It does not matter how much effort you put into your hobby. As long as you are not good, you cannot expect that someone will be interested enough to understand your doing. It is a hobby. Stereotypes are used when people simply do not care about you. As there are few positive stereotypes and we role-players do not share any one of them, the only way out is to become so good that you are not ignored anymore. In this blog entry I will not ask how to become good, as this is not a larp related topic, but what larpers can do to improve their reputation (if they need or want that).
Panel discussion on “How to Communicate About Larp to a Mainstream Audience?”
First of all, thanks to the organizer Jonas Trier-Knudsen for an interesting dicussion with good contributers. During the panel about how to present ourselves towards the public, much was said from journalists’ sides, but also from the non-professionals’ viewpoint. I will not repeat here the whole discussion, as I have been familiar with most things said and didn’t pay much attention to “treat journalists not as stupid people”, “ask them questions about what they are interested in and what they want to see”, etc. Some points were new to me or reassured my opinion. Here are some points from my notebook:
- Lizzie (US journalist) said: Larp in the US is geeky. Although the image of satanists is not widespread, most larpers fight this stereotype back. – This is an intriguing thought, because I also critize the ‘geek pride’, only enforcing a picture of my social group which I have always battled and is now embraced.
- Karsten’s (German journalist) strategy is to explain larp in the language of your audience. If you talk to teachers, talk about improvisional theatre. If it is the military, use comparisons to training and maneuver. Dr. Michal Mochocki added later some words about the importance to define the target audience you want to talk. He explained the hopelessness to reach the mass audience, as you will always fail to reach 100% of all. The better plan then, is to focus.
- One of the Nordic larp organizers added something to which I can only agree: larp has not the negative reputation, larpers might think it has. Starting to explain the hobby in a defensive way only reinforces your projection.
- The discussion went on and the question to the journalists was how to work with the press. Grab the telephone, explain a clever idea in one minute and connect your project to something the journalist is interested in (Karsten). So prepare before you call someone from the press. Maybe rehearse with a friend. Be relaxed and brief and concise and open minded and don’t take a rejection personal … it is like a job interview. If the journalist is interested, ‘make sure that you can send additional information in three minutes’ (Karsten). And make sure it is well written.
- Cold contacts should be avoided. (Lizzie)
- Juhana Pettersson added: high resolution photos on your website help. ‘No photo, no story’

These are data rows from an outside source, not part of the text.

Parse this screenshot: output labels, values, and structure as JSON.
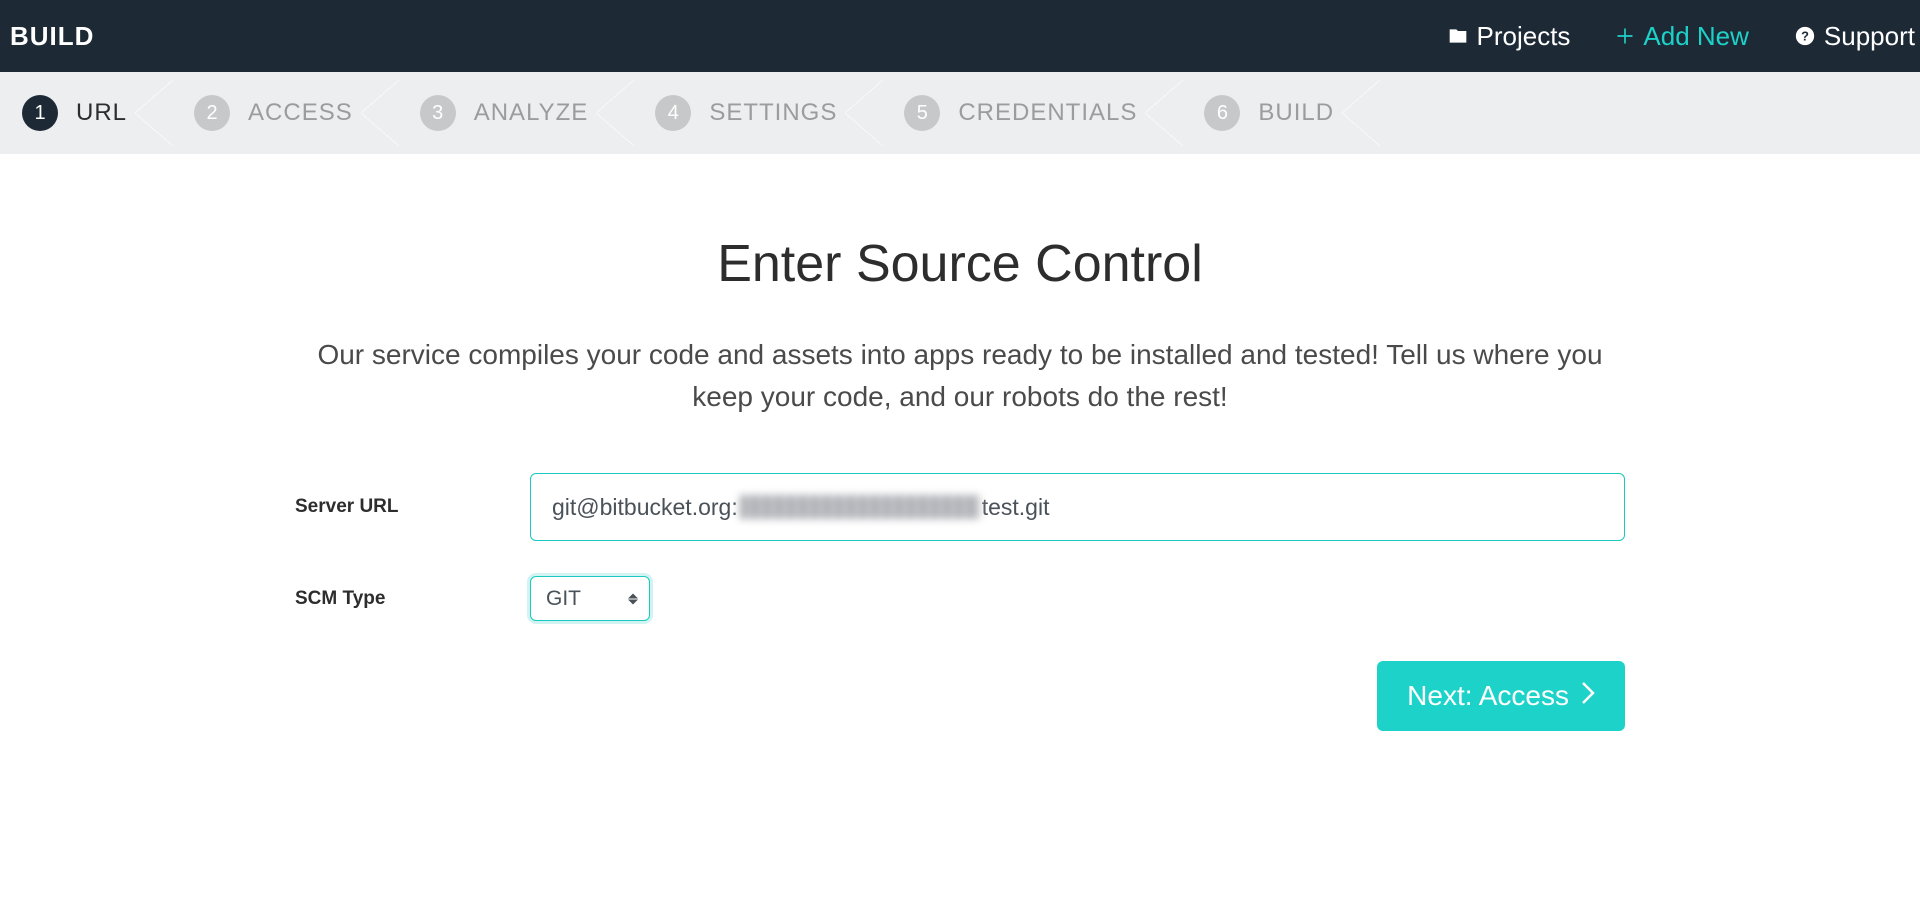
{
  "header": {
    "brand": "BUILD",
    "nav": {
      "projects": "Projects",
      "add_new": "Add New",
      "support": "Support"
    }
  },
  "steps": [
    {
      "num": "1",
      "label": "URL",
      "active": true
    },
    {
      "num": "2",
      "label": "ACCESS",
      "active": false
    },
    {
      "num": "3",
      "label": "ANALYZE",
      "active": false
    },
    {
      "num": "4",
      "label": "SETTINGS",
      "active": false
    },
    {
      "num": "5",
      "label": "CREDENTIALS",
      "active": false
    },
    {
      "num": "6",
      "label": "BUILD",
      "active": false
    }
  ],
  "main": {
    "title": "Enter Source Control",
    "subtitle": "Our service compiles your code and assets into apps ready to be installed and tested! Tell us where you keep your code, and our robots do the rest!",
    "form": {
      "server_url_label": "Server URL",
      "server_url_prefix": "git@bitbucket.org:",
      "server_url_suffix": "test.git",
      "scm_type_label": "SCM Type",
      "scm_type_value": "GIT"
    },
    "next_label": "Next: Access"
  },
  "colors": {
    "accent": "#1dd3c9",
    "navbar": "#1d2a36"
  }
}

- Beyond the panel, Claus Raasted said in the Nordic Larp Talks 2012 basically: Call it larp.
Some further notes can be found in Thomas’ blog, just scroll down to the topic. What has this panel to do with visibility? I think at the moment, that the only way to achieve visibility of larp or weaken the negative stereotype the public has (far or less) about larpers is to become better than we are at the moment. This includes many things and there are even more ideas how to solve the problem. I suggest the following one: more publishing. Reasons:
- More information accessible, more mistakes prevented, new methods spread and sometimes young ideas choked (yes, this is a downside)
- More synergy and emergence effects due to cooperation. It must not happen immediately, but the chance rises.
- More understanding what larpers do will lead to better larp designs, to some extent.
Therefore I try to gather as much useful and interesting websites as possible and put them on one blog. My understanding of larp would have been much better, if I had known half of the pages earlier. To prevent other people from the same frustration, please send add suggestions for How to study role-playing games in the comment section below.
This was the second blog entry in my series on Solmukohta2012. Every Friday for the next seven weeks, I will tell you what I have learnt at the Solmukohta 2012 larp conference. The idea of posting regularly every week on larp is a homage to Lizzie Stark.
Additionally, I will add a new gallery of larp photos I have taken in the last years to my blog section on Larp photography.
Thanks to you for reading and facebooking my posts! I do my best so that you have something interesting to read. More to come – show me your interest and support me by subscribing to this blog!